Friday, May 25, 2007

Piracy and Immortality: At Worlds End

Geoffrey Rush, Keira Knightley and Johnny Depp in Pirates of the Caribbean: At Worlds End

If there is anything that I enjoy as much as watching movies with flesh-eating zombies, it's watching movies with another kind of popular Hollywood monster, pirates. I just sat through the opening night of the third film in the Pirates of the Caribbean trilogy, At Worlds End. If you have no idea what I am talking about, read some background here and here. In summary, old friends Will Turner, Captain Barboza, and Elizabeth Swann go on a swash-buckling adventure to rescue the consumed-by-a-Kraken, Captain Jack Sparrow and make the world "safe" for piracy (In this film criminality represents "freedom") while old villains like the octopus-headed Davey Jones and the capitalism-run-amok, East India Trading Company try to stop them. Along the way there are all kinds of strange, funny, silly, and frankly boring things that go on that I won't mention in this post in case you might want to watch this movie. I did not like At Worlds End, even the sword fighting that brings out my inner eight year old got tiresome after awhile (maybe I'm getting old). However, watching this movie did give me a chance to apply some Baha'i thinking to a film, something I really enjoyed doing with 28 Weeks Later. There's actually a lot in this movie (like the previous two installments) that addresses death and immortality. There's lots of people in the film who either are dead, on their way to being dead, come back from the dead or are trying to avoid being dead. You could say there is an "un-dead" element to this film actually, though everyone is so good looking a zombie would be quite jealous. One of the many plots lines in this convaluted picture is that in order to kill Davey Jones, you have to take his place as Captain of his supernatural ship the Flying Dutchman. The bad news is that you have to do this forever and ferry the dead from this world to the next and only get to come ashore for one day every ten years. The good news is that you get to live forever. One of the characters who is brought back from the dead thinks this is a good deal and spends most of his time plotting to kill Jones and inherit his immortality. Another is willing to kill Jones for the sake of freeing his father from being a slave on the Dutchman but knows that he will have to give up the woman he loves. Jones, who is shown to be a tortured and literally "heartless" villain has a signature phrase that he says before dispatching an enemy, "Do you fear death?" If you answer is yes, you get offered a chance to be part of his crew for 100 years and delay the inevitable. If you say no, he makes you exit from this world quick and brutal. Jone's question is a provocative one and worth thinking hard about. If he asked me I would probably say "no" or "sometimes", but the real issue is not that I fear death but that I fear the responsibility that comes with life and the possibility that I will fail to live up to it. As a Baha'i I understand myself to have been created by God to inhabit this world for a short time (relatively speaking) and use my human experience as an opportunity to develop the powers and capacity of the soul that will be necessary for my "rebirth" in the new world and my eternal journey from God to God. The immortality of my soul is not so much in question as the condition that it will be in when I leave, which is ultimately up to me to a degree that nothing else in my entire life is. This is one of the many statements that Baha'u'llah makes about the soul that is at once reassuring and terrifying:

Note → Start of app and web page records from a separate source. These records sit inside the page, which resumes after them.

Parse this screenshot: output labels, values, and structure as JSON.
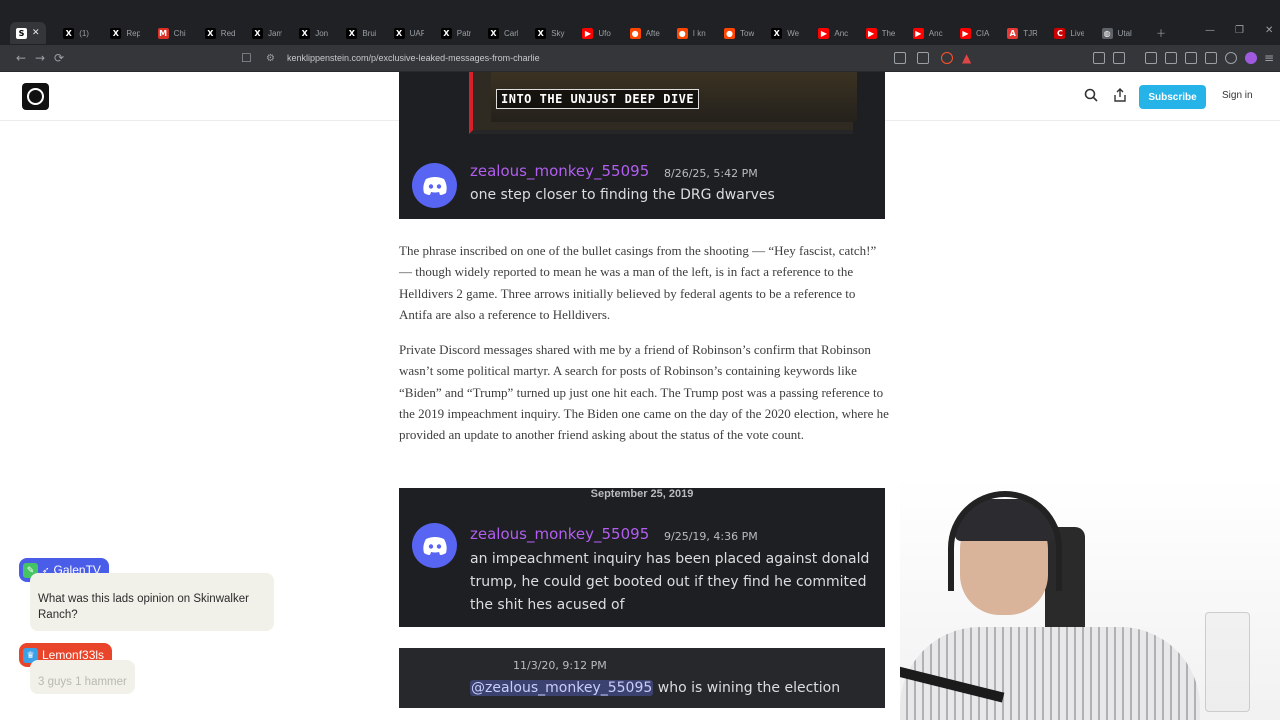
{
  "browser": {
    "tabs": [
      {
        "icon": "substack-icon",
        "title": "",
        "color": "#ffffff",
        "glyph": "S"
      },
      {
        "icon": "x-icon",
        "title": "(1)",
        "color": "#000000",
        "glyph": "X"
      },
      {
        "icon": "x-icon",
        "title": "Rep",
        "color": "#000000",
        "glyph": "X"
      },
      {
        "icon": "gmail-icon",
        "title": "Chi",
        "color": "#d93025",
        "glyph": "M"
      },
      {
        "icon": "x-icon",
        "title": "Red",
        "color": "#000000",
        "glyph": "X"
      },
      {
        "icon": "x-icon",
        "title": "Jam",
        "color": "#000000",
        "glyph": "X"
      },
      {
        "icon": "x-icon",
        "title": "Jon",
        "color": "#000000",
        "glyph": "X"
      },
      {
        "icon": "x-icon",
        "title": "Brui",
        "color": "#000000",
        "glyph": "X"
      },
      {
        "icon": "x-icon",
        "title": "UAF",
        "color": "#000000",
        "glyph": "X"
      },
      {
        "icon": "x-icon",
        "title": "Patr",
        "color": "#000000",
        "glyph": "X"
      },
      {
        "icon": "x-icon",
        "title": "Carl",
        "color": "#000000",
        "glyph": "X"
      },
      {
        "icon": "x-icon",
        "title": "Sky",
        "color": "#000000",
        "glyph": "X"
      },
      {
        "icon": "youtube-icon",
        "title": "Ufo",
        "color": "#ff0000",
        "glyph": "▶"
      },
      {
        "icon": "reddit-icon",
        "title": "Afte",
        "color": "#ff4500",
        "glyph": "●"
      },
      {
        "icon": "reddit-icon",
        "title": "I kn",
        "color": "#ff4500",
        "glyph": "●"
      },
      {
        "icon": "reddit-icon",
        "title": "Tow",
        "color": "#ff4500",
        "glyph": "●"
      },
      {
        "icon": "x-icon",
        "title": "We",
        "color": "#000000",
        "glyph": "X"
      },
      {
        "icon": "youtube-icon",
        "title": "Anc",
        "color": "#ff0000",
        "glyph": "▶"
      },
      {
        "icon": "youtube-icon",
        "title": "The",
        "color": "#ff0000",
        "glyph": "▶"
      },
      {
        "icon": "youtube-icon",
        "title": "Anc",
        "color": "#ff0000",
        "glyph": "▶"
      },
      {
        "icon": "youtube-icon",
        "title": "CIA",
        "color": "#ff0000",
        "glyph": "▶"
      },
      {
        "icon": "pdf-icon",
        "title": "TJR",
        "color": "#e53935",
        "glyph": "A"
      },
      {
        "icon": "cnn-icon",
        "title": "Live",
        "color": "#cc0000",
        "glyph": "C"
      },
      {
        "icon": "globe-icon",
        "title": "Utal",
        "color": "#5f6368",
        "glyph": "◍"
      }
    ],
    "url": "kenklippenstein.com/p/exclusive-leaked-messages-from-charlie"
  },
  "site": {
    "subscribe_label": "Subscribe",
    "signin_label": "Sign in"
  },
  "article": {
    "embed1": {
      "video_caption": "INTO THE UNJUST DEEP DIVE",
      "username": "zealous_monkey_55095",
      "timestamp": "8/26/25, 5:42 PM",
      "message": "one step closer to finding the DRG dwarves"
    },
    "para1": "The phrase inscribed on one of the bullet casings from the shooting — “Hey fascist, catch!” — though widely reported to mean he was a man of the left, is in fact a reference to the Helldivers 2 game. Three arrows initially believed by federal agents to be a reference to Antifa are also a reference to Helldivers.",
    "para2": "Private Discord messages shared with me by a friend of Robinson’s confirm that Robinson wasn’t some political martyr. A search for posts of Robinson’s containing keywords like “Biden” and “Trump” turned up just one hit each. The Trump post was a passing reference to the 2019 impeachment inquiry. The Biden one came on the day of the 2020 election, where he provided an update to another friend asking about the status of the vote count.",
    "embed2": {
      "date_header": "September 25, 2019",
      "username": "zealous_monkey_55095",
      "timestamp": "9/25/19, 4:36 PM",
      "message": "an impeachment inquiry has been placed against donald trump, he could get booted out if they find he commited the shit hes acused of"
    },
    "embed3": {
      "timestamp": "11/3/20, 9:12 PM",
      "mention": "@zealous_monkey_55095",
      "message": " who is wining the election"
    }
  },
  "stream_chat": [
    {
      "user": "GalenTV",
      "badge_color": "#4a5de8",
      "message": "What was this lads opinion on Skinwalker Ranch?",
      "faded": false
    },
    {
      "user": "Lemonf33ls",
      "badge_color": "#e8452a",
      "message": "3 guys 1 hammer",
      "faded": true
    }
  ],
  "colors": {
    "discord_blurple": "#5865f2",
    "discord_user": "#b25ef0",
    "subscribe": "#26b3e7"
  }
}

"Thou hast asked Me concerning the nature of the soul. Know, verily, that the soul is a sign of God, a heavenly gem whose reality the most learned of men hath failed to grasp, and whose mystery no mind, however acute, can ever hope to unravel. It is the first among all created things to declare the excellence of its Creator, the first to recognize His glory, to cleave to His truth, and to bow down in adoration before Him. If it be faithful to God, it will reflect His light, and will, eventually, return unto Him. If it fail, however, in its allegiance to its Creator, it will become a victim to self and passion, and will, in the end, sink in their depths."
(Baha'u'llah, Gleanings from the Writings of Baha'u'llah, p. 158)

The key word for me in this statement is "if". So do I fear death? Not so much since becoming a Baha'i. What I do fear is the "if" inherent in the human experience in this world.

What do you think reader?